3)    Don’t be afraid to ask for help. Iowa State offers a wide variety of free services to help you achieve academic success including the Academic Success CenterThe Writing and Media Center, and Student Disability Resources.

4)    Your professors can be a huge help. They may be intimidating but going to your professors now with any questions and concerns shows that you care about the class and it allows you to establish a relationship with them.

5)    Remember the difference between homework and studying. Homework is often the first exposure to the material. Studying should be reinforcing that material and other material covered in the class. Homework should not be the only material used to prepare for an exam.

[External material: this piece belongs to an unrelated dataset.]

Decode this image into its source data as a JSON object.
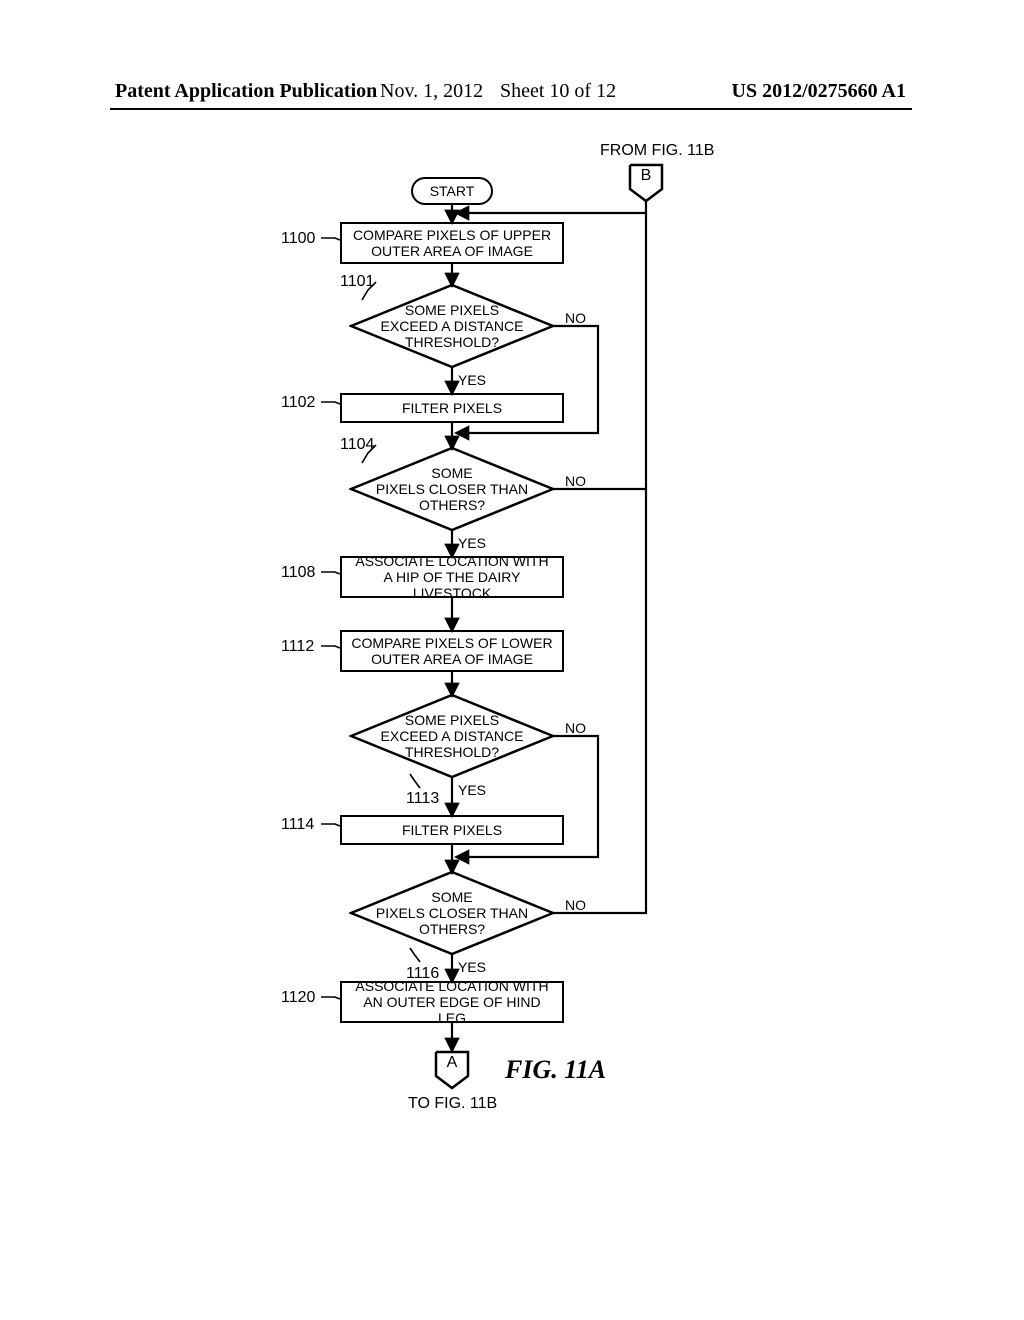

6)    College exams will require you to do more than simply regurgitate the information. When studying, be sure to know how to apply the material you learn. Be comfortable enough with the material to know how to apply to other problems not listed in the homework.

7)    The easiest thing to do to have an edge up on your peers is to always go to class. Attending class regularly will ensure you have exposure to the material the professor deem important. On that note, be attentive in class and do not let technology distract you.

8)    Find a place where you know you can study and not have distractions. A change of scenery or evensomewhere new on campus may motivate you. 

9)    If you just can’t find the will to study, ask yourself some questions. What goals do you want to achieve? How will getting good grades affect your future? Grades may be a potential factor for getting where you want to be later in life. 

10)  Contact your TA’s in your classes if you have any questions. They will be more than happy to sit down and talk with you, and even create some practice problems to work on. 

Have more questions? Iowa State’s Academic Success Center is here to help with a variety of services!


Greek Community Calendar
3/5 Midterm Crunch Time
3/19-3/17 Spring Break 
3/5 Midterm Crunch Time
3/26-4/2 Greek Week 
4/7-4/9 Greek Visit Day


AMES, IA 50011





Greek Community | Iowa State University